It is a situation many international financial services executives know well.
Arriving late in the day to a new and unfamiliar city, the thirsty international financial services executive (TIFSE) wanders out of his or her hotel, hair still damp from the shower, in search of a congenial place to have a beer and perhaps, bump into a friend or two, ahead of a room-service dinner.
But how do you find a congenial place? Just where was it that they said everyone goes when they come here? Mind you, that was some years ago now…
For some time, the intrepid staff of International Investment have been tirelessly pursuing this important story: Just which is the best, most congenial watering hole for a TIFSE in Dubai…Singapore…Douglas? And of the venues on offer, which are the long-standing, classic old boozers, with the history and the stories just waiting to be rediscovered?
Admittedly, this list will only ever be a measure of subjective opinions. One man’s ideal drinking establishment – because it’s quiet, and you can be left alone, for example – is another’s idea, as one American expat writer once put it, of hell with a beverage service.
One of the curious things we discovered, when doing our research into this important topic, was just how ubiquitous Irish- and Irish-themed establishments around the world are.
Evidently, the classic, un-fussy Irish pub formula has lent itself to easy re-creation in far-flung outposts, offering expats and business travellers alike a welcome taste of home at times when the effort of being a foreigner in an exotic land begins to wear.
It seems that when the language, culture, customs, climate and even the food and drink are unfamiliar, sometimes in the extreme, a pint of Guinness, drunk slowly in a darkened, wood-panelled room – possibly decorated in shamrocks and frolicking cartoon leprechauns – can seem just what the doctor ordered. Even, as one international executive told us after we mentioned this observation, in deepest darkest Kazakhstan more than 20 years ago.
Australian pubs used to be popular too, and in many places still are, but in London, they’ve been closing their doors in recent years. The reason, according to pub industry sources, is that significantly fewer Australians have been coming to the UK to work.
Given the key role such places play in the lives of expatriates, International Investment today will begin publishing our nominations for Best Classic Expat Pub in each of the key jurisdictions we cover. Our plan is to continue every Thursday until we run dry (so to speak).
We realise that our choices, in some cases, may be controversial. (This is why, in fact, we won’t even attempt to name one in London or New York.)
Although we don’t have a comments feature option below these stories, we invite you to get in touch with any comments by email, to this address: [email protected] The best comments will be added onto the bottom of the respective articles.
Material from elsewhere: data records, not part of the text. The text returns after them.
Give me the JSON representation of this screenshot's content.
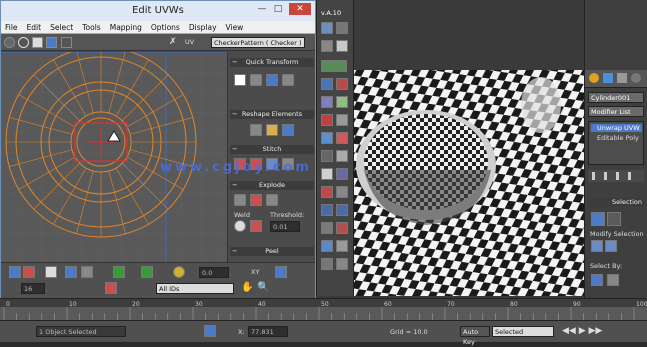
{
  "uv_window": {
    "title": "Edit UVWs",
    "menus": [
      "File",
      "Edit",
      "Select",
      "Tools",
      "Mapping",
      "Options",
      "Display",
      "View"
    ],
    "texture_dropdown": "CheckerPattern ( Checker )",
    "uv_label": "UV",
    "sections": {
      "quick_transform": "Quick Transform",
      "reshape": "Reshape Elements",
      "stitch": "Stitch",
      "explode": "Explode",
      "weld": "Weld",
      "threshold": "Threshold:",
      "threshold_value": "0.01",
      "peel": "Peel"
    },
    "bottom": {
      "spinner_value": "0.0",
      "axis_label": "XY",
      "spinner2": "16",
      "element_dd": "All IDs"
    }
  },
  "midstrip": {
    "version": "v.A.10"
  },
  "command_panel": {
    "object_name": "Cylinder001",
    "modifier_list": "Modifier List",
    "stack": [
      "Unwrap UVW",
      "Editable Poly"
    ],
    "selection_header": "Selection",
    "modify_selection": "Modify Selection",
    "select_by": "Select By:"
  },
  "timeline": {
    "ticks": [
      "0",
      "10",
      "20",
      "30",
      "40",
      "50",
      "60",
      "70",
      "80",
      "90",
      "100"
    ]
  },
  "status": {
    "selection_text": "1 Object Selected",
    "x_value": "77.831",
    "grid_value": "Grid = 10.0",
    "auto_key": "Auto Key",
    "key_mode": "Selected"
  },
  "watermark": "www.cgjoy.com"
}
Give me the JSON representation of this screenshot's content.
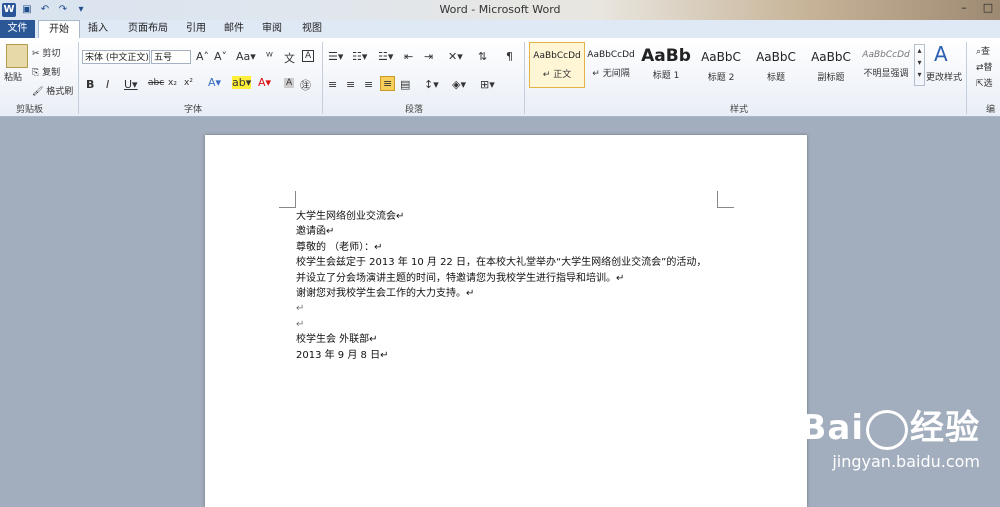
{
  "window": {
    "title": "Word  -  Microsoft Word",
    "minimize": "–",
    "maximize": "□"
  },
  "qat": {
    "logo": "W",
    "save": "▣",
    "undo": "↶",
    "redo": "↷",
    "dropdown": "▾"
  },
  "tabs": [
    {
      "label": "文件"
    },
    {
      "label": "开始"
    },
    {
      "label": "插入"
    },
    {
      "label": "页面布局"
    },
    {
      "label": "引用"
    },
    {
      "label": "邮件"
    },
    {
      "label": "审阅"
    },
    {
      "label": "视图"
    }
  ],
  "clipboard": {
    "paste": "粘贴",
    "cut": "剪切",
    "copy": "复制",
    "format_painter": "格式刷",
    "group": "剪贴板"
  },
  "font": {
    "name": "宋体 (中文正文)",
    "size": "五号",
    "group": "字体"
  },
  "paragraph": {
    "group": "段落"
  },
  "styles": {
    "group": "样式",
    "change": "更改样式",
    "items": [
      {
        "sample": "AaBbCcDd",
        "name": "↵ 正文"
      },
      {
        "sample": "AaBbCcDd",
        "name": "↵ 无间隔"
      },
      {
        "sample": "AaBb",
        "name": "标题 1"
      },
      {
        "sample": "AaBbC",
        "name": "标题 2"
      },
      {
        "sample": "AaBbC",
        "name": "标题"
      },
      {
        "sample": "AaBbC",
        "name": "副标题"
      },
      {
        "sample": "AaBbCcDd",
        "name": "不明显强调"
      }
    ]
  },
  "editing": {
    "group": "编",
    "find": "查",
    "replace": "替",
    "select": "选"
  },
  "document": {
    "lines": [
      "大学生网络创业交流会↵",
      "邀请函↵",
      "尊敬的          （老师）：↵",
      "校学生会兹定于 2013 年 10 月 22 日，在本校大礼堂举办“大学生网络创业交流会”的活动，",
      "并设立了分会场演讲主题的时间，特邀请您为我校学生进行指导和培训。↵",
      "谢谢您对我校学生会工作的大力支持。↵",
      "↵",
      "↵",
      "校学生会  外联部↵",
      "2013 年 9 月 8 日↵"
    ]
  },
  "watermark": {
    "brand_left": "Bai",
    "brand_right": "经验",
    "url": "jingyan.baidu.com"
  }
}
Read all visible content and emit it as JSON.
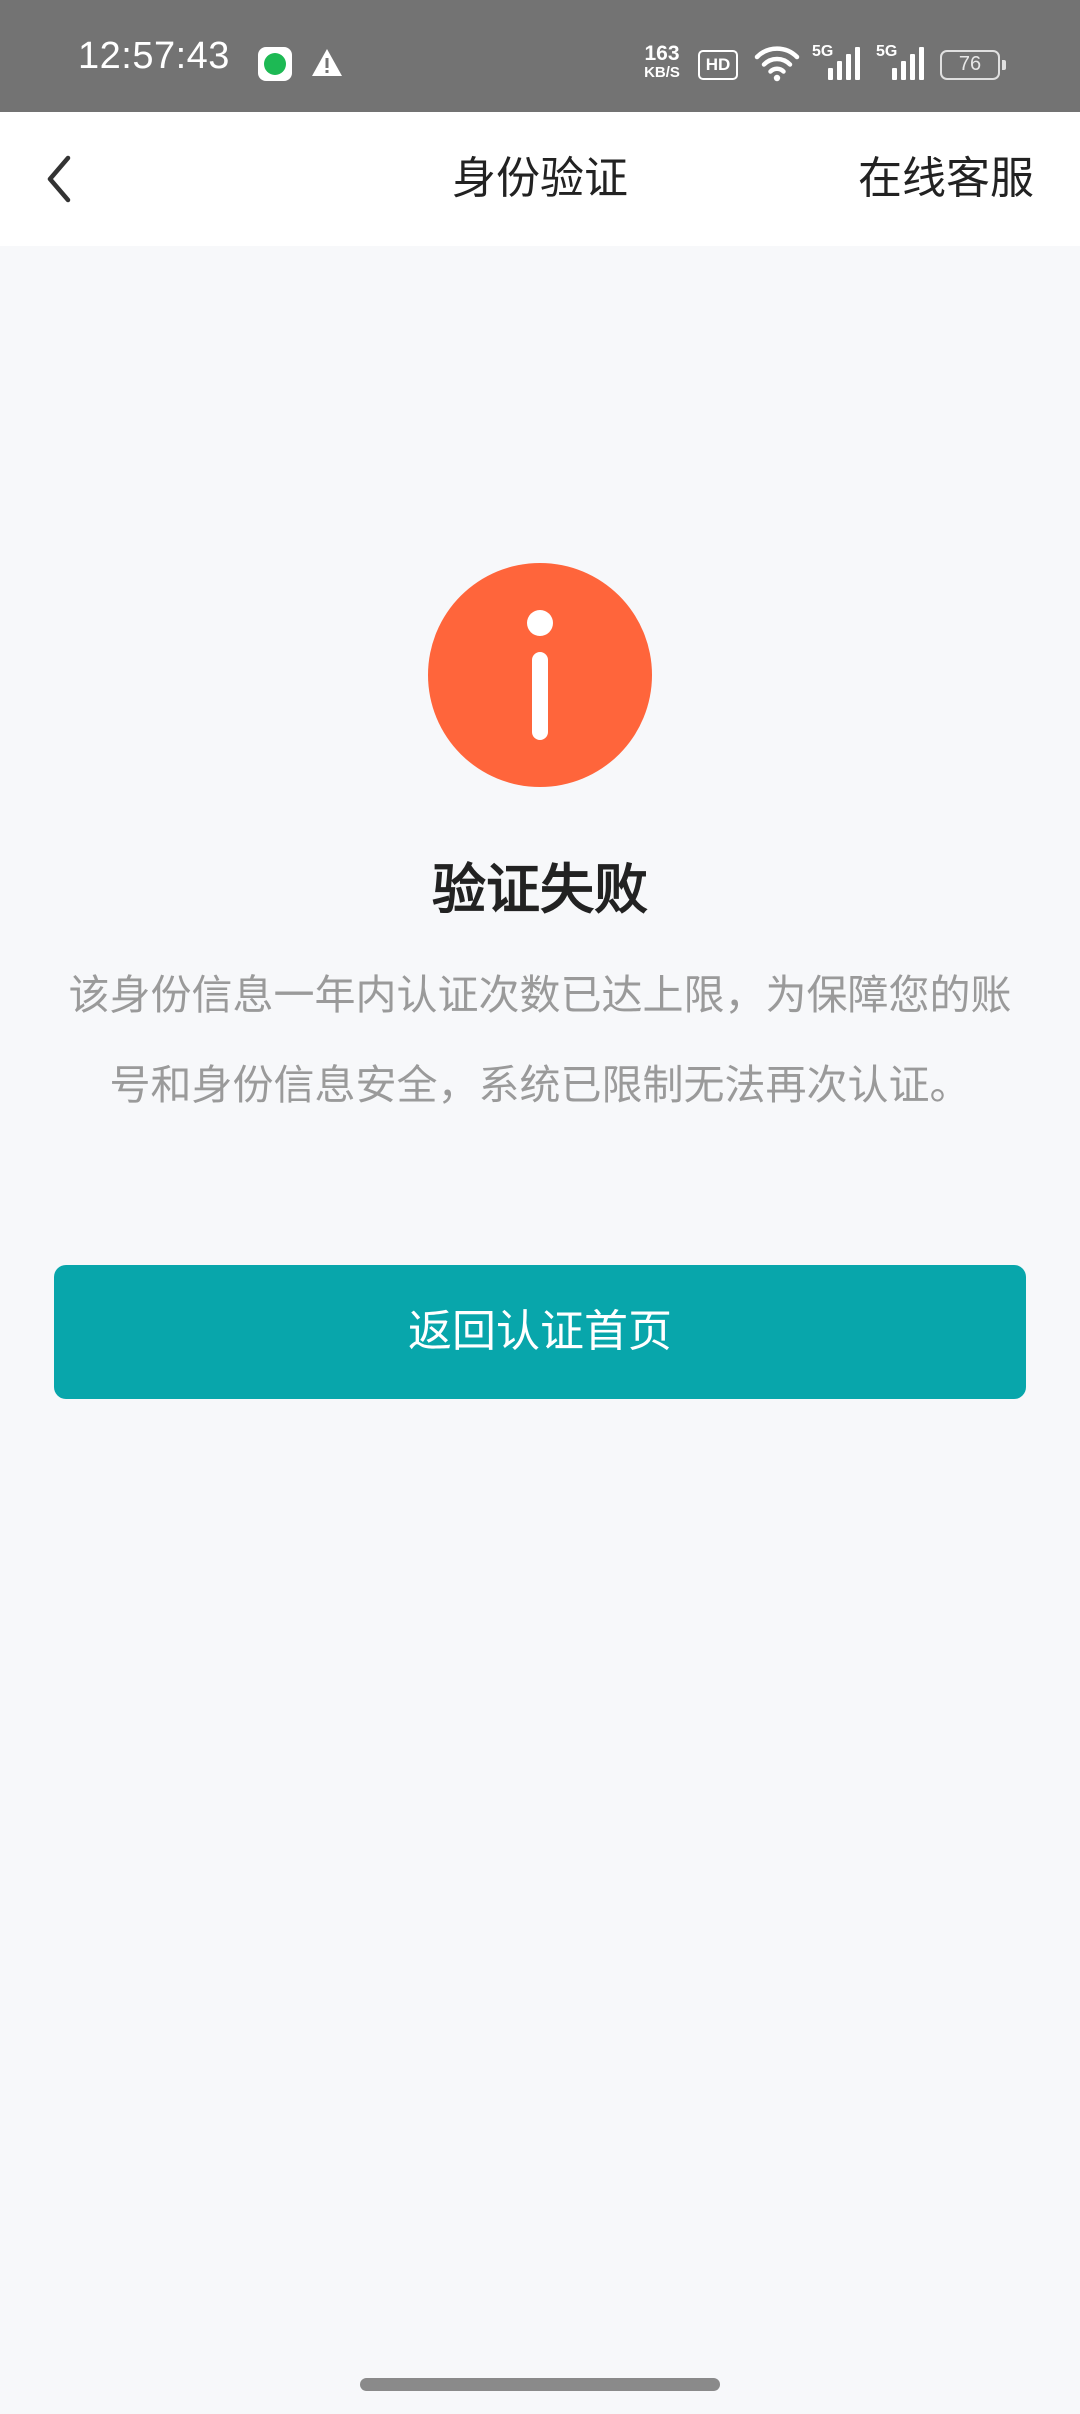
{
  "status_bar": {
    "time": "12:57:43",
    "net_speed_value": "163",
    "net_speed_unit": "KB/S",
    "hd_label": "HD",
    "signal_1_label": "5G",
    "signal_2_label": "5G",
    "battery_level": "76"
  },
  "nav": {
    "title": "身份验证",
    "service_label": "在线客服"
  },
  "result": {
    "icon": "info-icon",
    "icon_color": "#ff653b",
    "title": "验证失败",
    "description": "该身份信息一年内认证次数已达上限，为保障您的账号和身份信息安全，系统已限制无法再次认证。"
  },
  "actions": {
    "primary_label": "返回认证首页",
    "primary_color": "#08a6ab"
  }
}
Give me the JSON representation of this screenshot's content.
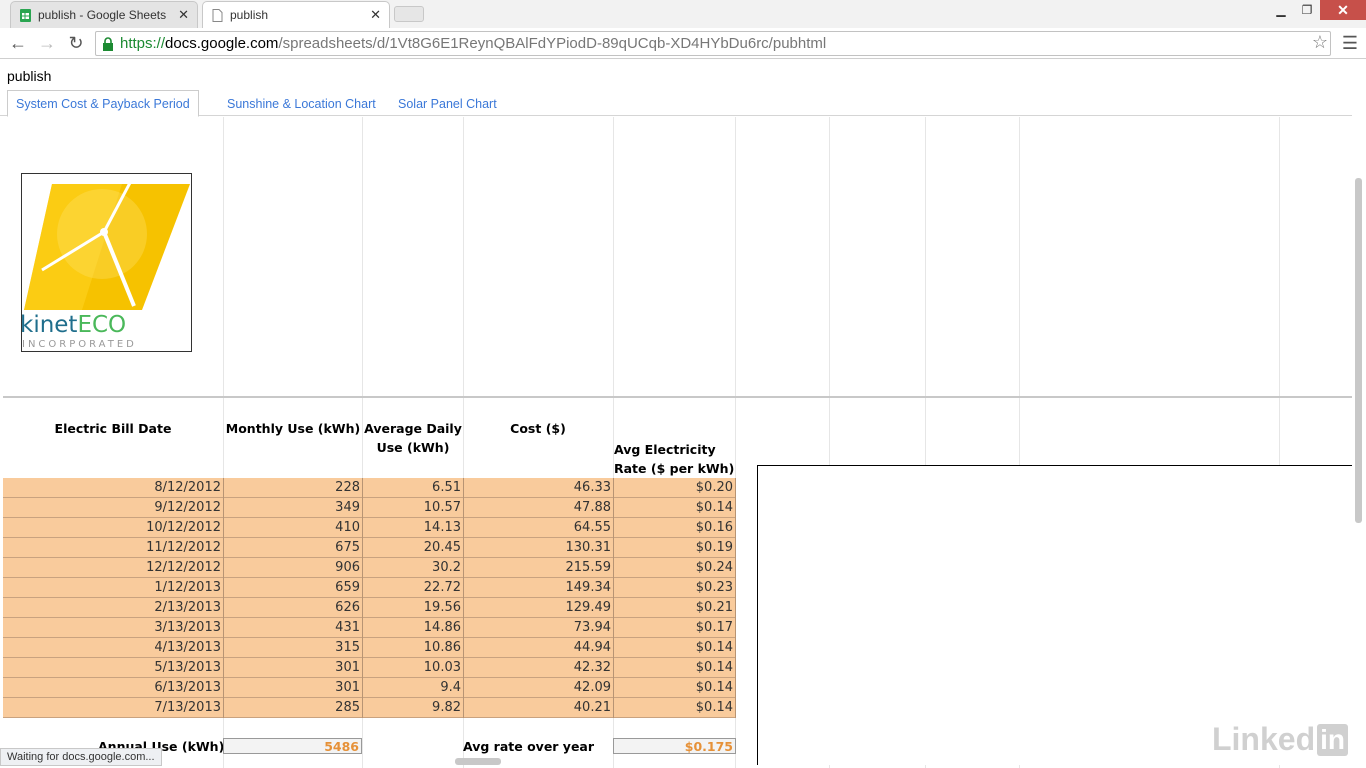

Similarly, if we haven’t yet named our choice for Best Classic Expat Pub in your patch, why not send us your nomination?
In the meantime, see you at the bar…
(To read our choice for Best Classic Expat Pub in Singapore, go to page 2.)
Establishment: The Penny Black and Harry’s Bar
Address: 26/27 and 28 Boat Quay, Singapore
Because they are next to each other and appeal to a similar if not identical clientele, we are including these two expat boozer stalwarts as a single entity.
Harry’s Bar in Singapore is at this point a chain, with some 20 Harry’s-branded venues throughout the island. But the one that counts as what some say is among Asia’s definitive expat watering hole experiences is the one next to the Penny Black, at 28 Boat Quay.
The website worldsbestbars.com explains that although it was “world famous anyway”, after it became known as the preferred haunt of renegade broker Nick Leeson – who famously brought down Barings Bank in 1995 – it now has “added rogue appeal”.
Among its cocktail offerings, evidently as a nod to this infamy, is one called Bank Breaker (pictured, below).
Once known to many expats for its jazz offerings, one of its big attractions now – as is the case for expat pubs around the world – is sporting events, screened live when possible.
Located at the Raffles Place entrance to Boat Quay, The Penny Black Victorian London Pub clearly seeks to create a “quintessential Victorian public house” in modern Singapore, as it states on its website. It is owned by the same company that also runs Muddy Murphy’s and the two Prince of Wales Backpacker pubs in the city-state, which says something about how its owners view their niche in the market. (As does the name of the Penny Black’s upstairs area, which is known as the ‘Snug Bar’.)
Fish, chips and mushy peas, naturally, are on the menu.
According to its website, the Penny Black was “painstakingly designed and built in England by master craftsmen”, then “shipped piece by piece to Singapore, where it was re-assembled by the same craftsmen”.
The Penny Black name, of course, is derived from the world’s first ever self-adhesive postage stamp, which was, yes, printed in black ink, sold for one penny, and first issued on the 6th May 1840.
Available beverages include such local mainstays as Tiger, Heineken and Guinness Stout, but it also has on tap Strongbow Cider, Old Speckled Hen, Kilkenny Irish Ale and Erdinger White.